## PROBLEM TO SOLVE:
Below are the records; print them again exactly and omit the pictures.

* * * * *

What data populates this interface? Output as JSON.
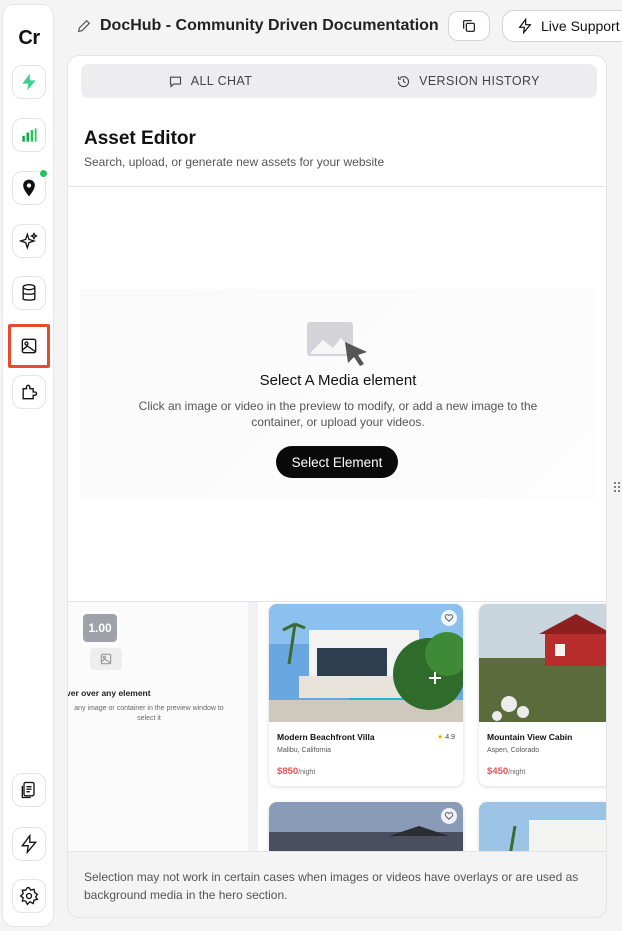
{
  "rail": {
    "logo": "Cr",
    "items": [
      {
        "name": "supabase-icon"
      },
      {
        "name": "analytics-icon"
      },
      {
        "name": "location-icon"
      },
      {
        "name": "ai-sparkle-icon"
      },
      {
        "name": "database-icon"
      },
      {
        "name": "image-icon",
        "active": true
      },
      {
        "name": "puzzle-icon"
      },
      {
        "name": "pages-icon"
      },
      {
        "name": "lightning-icon"
      },
      {
        "name": "gear-icon"
      }
    ]
  },
  "header": {
    "title": "DocHub - Community Driven Documentation",
    "live_support": "Live Support"
  },
  "tabs": [
    {
      "label": "ALL CHAT"
    },
    {
      "label": "VERSION HISTORY"
    }
  ],
  "asset_editor": {
    "title": "Asset Editor",
    "subtitle": "Search, upload, or generate new assets for your website",
    "empty_title": "Select A Media element",
    "empty_desc": "Click an image or video in the preview to modify, or add a new image to the container, or upload your videos.",
    "select_button": "Select Element"
  },
  "preview": {
    "zoom": "1.00",
    "hover_title": "ver over any element",
    "hover_sub": "any image or container in the preview window to select it",
    "cards": [
      {
        "name": "Modern Beachfront Villa",
        "location": "Malibu, California",
        "price": "$850",
        "per": "/night",
        "rating": "4.9"
      },
      {
        "name": "Mountain View Cabin",
        "location": "Aspen, Colorado",
        "price": "$450",
        "per": "/night"
      }
    ]
  },
  "note": "Selection may not work in certain cases when images or videos have overlays or are used as background media in the hero section.",
  "colors": {
    "accent_green": "#22c55e",
    "active_outline": "#ea4a2a",
    "price_red": "#e25555"
  }
}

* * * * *

## ANSWER BOX:
What data populates this interface? Output as JSON.
{
  "rail": {
    "logo": "Cr",
    "items": [
      {
        "name": "supabase-icon"
      },
      {
        "name": "analytics-icon"
      },
      {
        "name": "location-icon"
      },
      {
        "name": "ai-sparkle-icon"
      },
      {
        "name": "database-icon"
      },
      {
        "name": "image-icon",
        "active": true
      },
      {
        "name": "puzzle-icon"
      },
      {
        "name": "pages-icon"
      },
      {
        "name": "lightning-icon"
      },
      {
        "name": "gear-icon"
      }
    ]
  },
  "header": {
    "title": "DocHub - Community Driven Documentation",
    "live_support": "Live Support"
  },
  "tabs": [
    {
      "label": "ALL CHAT"
    },
    {
      "label": "VERSION HISTORY"
    }
  ],
  "asset_editor": {
    "title": "Asset Editor",
    "subtitle": "Search, upload, or generate new assets for your website",
    "empty_title": "Select A Media element",
    "empty_desc": "Click an image or video in the preview to modify, or add a new image to the container, or upload your videos.",
    "select_button": "Select Element"
  },
  "preview": {
    "zoom": "1.00",
    "hover_title": "ver over any element",
    "hover_sub": "any image or container in the preview window to select it",
    "cards": [
      {
        "name": "Modern Beachfront Villa",
        "location": "Malibu, California",
        "price": "$850",
        "per": "/night",
        "rating": "4.9"
      },
      {
        "name": "Mountain View Cabin",
        "location": "Aspen, Colorado",
        "price": "$450",
        "per": "/night"
      }
    ]
  },
  "note": "Selection may not work in certain cases when images or videos have overlays or are used as background media in the hero section.",
  "colors": {
    "accent_green": "#22c55e",
    "active_outline": "#ea4a2a",
    "price_red": "#e25555"
  }
}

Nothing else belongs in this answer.